This is an interesting point. When the army tried to extend the active service of Hesder soldiers a few years ago by just one month, to 18 months (6 months less than the minimum service for women), representatives of this community that did their utmost to block it. Now these lawmakers seek to improve financial conditions for Hesder soldiers and at the same time create a women-free environment for them, as the army did when it surrendered to the demands of ultra-Orthodox soldiers.

In its coverage of the coalition negotiations, the press has been rightly focused on the aim to legislate a so-called override clause to nullify decisions made by the High Court of Justice and its potential implications for Israel’s standing as a state of law. But the list of the Union of Right-Wing Parties’ demands shows that further threats to the army, and possibly to Israeli society as a whole, lurk in the details.

As a matter of fact, the override clause could also have implications for Israel’s security. For years, Netanyahu has comfortably taken cover behind the explanation that “the High Court won’t allow it” as he tried to halt legislative initiatives or other moves proposed by the right that would cause him undesirable entanglements.

The High Court, that terrible ideological enemy, has actually protected Netanyahu quite well from demands to put into effect proposals to execute terrorists and carry out mass demolitions of terrorists’ families’ homes – and even with the continually delayed evacuation of the Bedouin village of Khan al-Ahmar. These arguments are likely to disappear once the override clause is in place. Then, for the first time, we’ll see an unfettered Netanyahu – even if he may have been secretly glad about some of those fetters at times.

Frustration all around

In recent months, Netanyahu has convened the security cabinet only infrequently.
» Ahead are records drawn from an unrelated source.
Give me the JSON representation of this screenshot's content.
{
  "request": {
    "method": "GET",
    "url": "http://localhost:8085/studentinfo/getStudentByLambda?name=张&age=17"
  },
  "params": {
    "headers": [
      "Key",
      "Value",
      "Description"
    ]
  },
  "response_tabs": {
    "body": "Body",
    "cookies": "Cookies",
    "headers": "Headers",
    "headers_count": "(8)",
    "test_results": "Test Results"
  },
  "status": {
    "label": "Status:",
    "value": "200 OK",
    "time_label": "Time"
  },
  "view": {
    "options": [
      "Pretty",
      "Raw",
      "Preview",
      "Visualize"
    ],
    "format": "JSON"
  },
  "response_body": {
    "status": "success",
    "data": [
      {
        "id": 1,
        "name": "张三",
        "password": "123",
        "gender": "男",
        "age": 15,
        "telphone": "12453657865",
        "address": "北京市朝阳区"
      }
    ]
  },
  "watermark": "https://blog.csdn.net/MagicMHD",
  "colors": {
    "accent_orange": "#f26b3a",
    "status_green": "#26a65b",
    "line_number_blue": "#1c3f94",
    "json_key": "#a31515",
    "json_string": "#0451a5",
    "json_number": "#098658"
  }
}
There were basically just two meetings: March 17, before the election, and May 5, after the election, toward the end of the latest flare-up in Gaza. As on several earlier occasions, the prime minister used the opportunity to award prizes to politicians-cronies. Ministers like Miri Regev, who in the next government could be a permanent cabinet member as Minister of Internal Security, were invited to attend the meetings.

This trend is making officials in various security organizations uncomfortable, because it ostensibly creates two systems for decision-making, when only one is really relevant – and it’s not the one that is officially supposed to do this. Officially, the cabinet is the only body for these decisions, but this gives a false appearance. The real decisions are made on a direct axis and with hardly any involvement by other ministers, between the prime minister and the heads of the organizations, certainly with Netanyahu also serving as defense minister.

The result is frustration all around. Some of the organization heads feel that their time is being wasted in artificial, meaningless discussions, where they are often compelled to sit as mute audience members while guest ministers put on a show of hurling accusations at them so these will be recorded in the protocol, or even better, leaked to journalists who will portray them as courageous public servants. Netanyahu often signals to the security chiefs during these attacks that there’s no need for them to make a big deal out of any of it.

The frustration is also shared by some of the permant cabinet member ministers, who understand that the decisions are being made between Netanyahu and top security officials, without them, and that the cabinet meetings are mainly a platform for accolades and letting off steam. Will this be fixed in Netanyahu’s next term? It’s hard to believe. This sort of thing may even get worse, given the multitude of ministers who’ll have to share the ministerial crumbs. In that case, membership or even observer status in the cabinet will be given out as consolation prizes, which will also diminish the seriousness of the forum, despite the highly important standing accorded it by the legislature.